Oscar Wilde's famous quip that only people who can't get in society speak ill of it could certainly be applied to the Annual Meeting of the World Economic Forum, aka Davos. If you've never been - or haven't been invited - it's hard to understand just how exhilarating, fascinating and interesting the event can be.
In a world where thought-leadership events are proliferating faster than you can say TED, Davos is the Daddy of them all: meticulously well-planned, well-covered and well-attended.
This year's Davos, which wound up on 30 January, was no exception. Davos is where you go - if you are one of the 2,500 lucky participants, that is - to take the temperature of the world.
The idea that Davos is a bunch of fattened plutocrats partying 'til dawn in the Swiss Alps is far from the truth - even if there are some great parties in the evening.
Chief executives such as Muhtar Kent of Coca-Cola, Indra Nooyi of PepsiCo, or Wang Jianzhou of China Mobile, the largest mobile operator in the world, don't travel thousands of miles because the canapes are good. The 1,400 chief executives present this year in Davos were looking for insights into whether the winds blowing through the world economy in 2011 will be chill or warm.
In the end, the weather report was by and large pretty good, even if many participants were nervously looking at breaking news from Egypt on their iPads and BlackBerrys. (Troubles in the Middle East meant that King Abdullah and Queen Rania of Jordan cancelled at the last moment.)
Brazil, Russia, Germany and, of course, China and India are growing very healthily, while a US economic recovery is starting to kick in. "What's not to like?" an upbeat Jamie Dimon, the chairman of JP Morgan Chase, asked.

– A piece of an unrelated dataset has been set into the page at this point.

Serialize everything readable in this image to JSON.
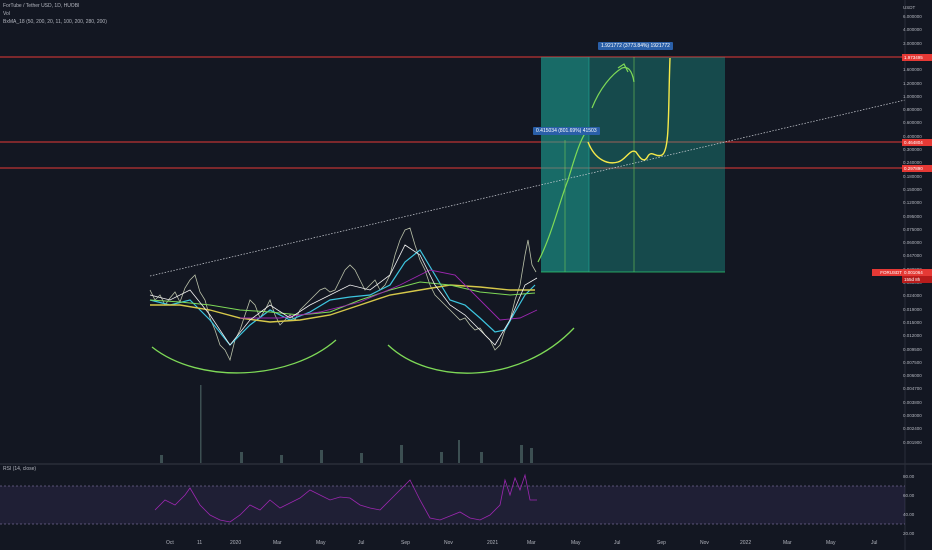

The ambient optimism was also fuelled by a strong global tech sector - well represented this year by the likes of Google's Eric Schmidt, Microsoft's Bill Gates, HP's Leo Apotheker and scores of WEF Technology Pioneers. The techies, indeed, were more upbeat than at any Davos in recent memory. "If you look at the continuing waves of innovation, there is a lot of reason to be optimistic," Schmidt said (although Time's editor-at-large, Fareed Zakaria, countered that innovation in Silicon Valley is more likely to create jobs in China than in the unemployment-hobbled US economy).
Davos is not only about technology and macroeconomics, though. It also gives chief executives quality time to reflect on how to solve some of the world's more intractable problems, and learn about developments far removed from their world in sessions ranging from cybersecurity to discussing the new frontiers of biology with J Craig Venter, whose institute last year created the first cell with a synthetic genome. Among this year's participants were 20 religious leaders, 14 trade unionists - and more than 200 of the world's top editors-in-chief and columnists.
That unique mix is why Davos is invaluable for the grandees of global communication. Maurice Levy, Sir Martin Sorrell, John Wren and Michael Roth are all Davos habitues, as are the heads of the world's largest agencies. Davos, among other things, means spending quality time with valued clients.
It's also hard work. Participants rise early in the morning, since invariably they will participate in, say, a breakfast with Indian chief execs. During the days, you get to choose from 600 or so sessions held within this well-guarded conference centre, as well as go from meeting to meeting. Davos has been described as "speed dating for the Masters of the Universe" and most seasoned Davos Men and Davos Women arrive at the Annual Meeting with dance cards almost completely full.
And, yes, there are also the parties in the evening. They range from the private dinner for a dozen or so luminaries given by the chairman of a leading global bank (at which former President Bill Clinton showed up for a chat over dessert) to the traditional Friday night wine party thrown by Accel Partners, the famed venture capital group best known for having backed a start-up called Facebook.
And once you get through the security perimeter around the conference centre, manned by Swiss ex-paratroopers, everyone is pretty much jumbled together - heads of state, royalty, bloggers and Nobel scientists. Once you get through security, that is. Davos means having to place your coat through an X-ray machine often ten times a day. As one 65-year-old American woman, the wife of the head of a hedge fund, was heard to remark after one security check: "I haven't been dressed and undressed this much since I was in my twenties."
John Rossant is the executive chairman of PublicisLive, which has been producing the World Economic Forum since 1995.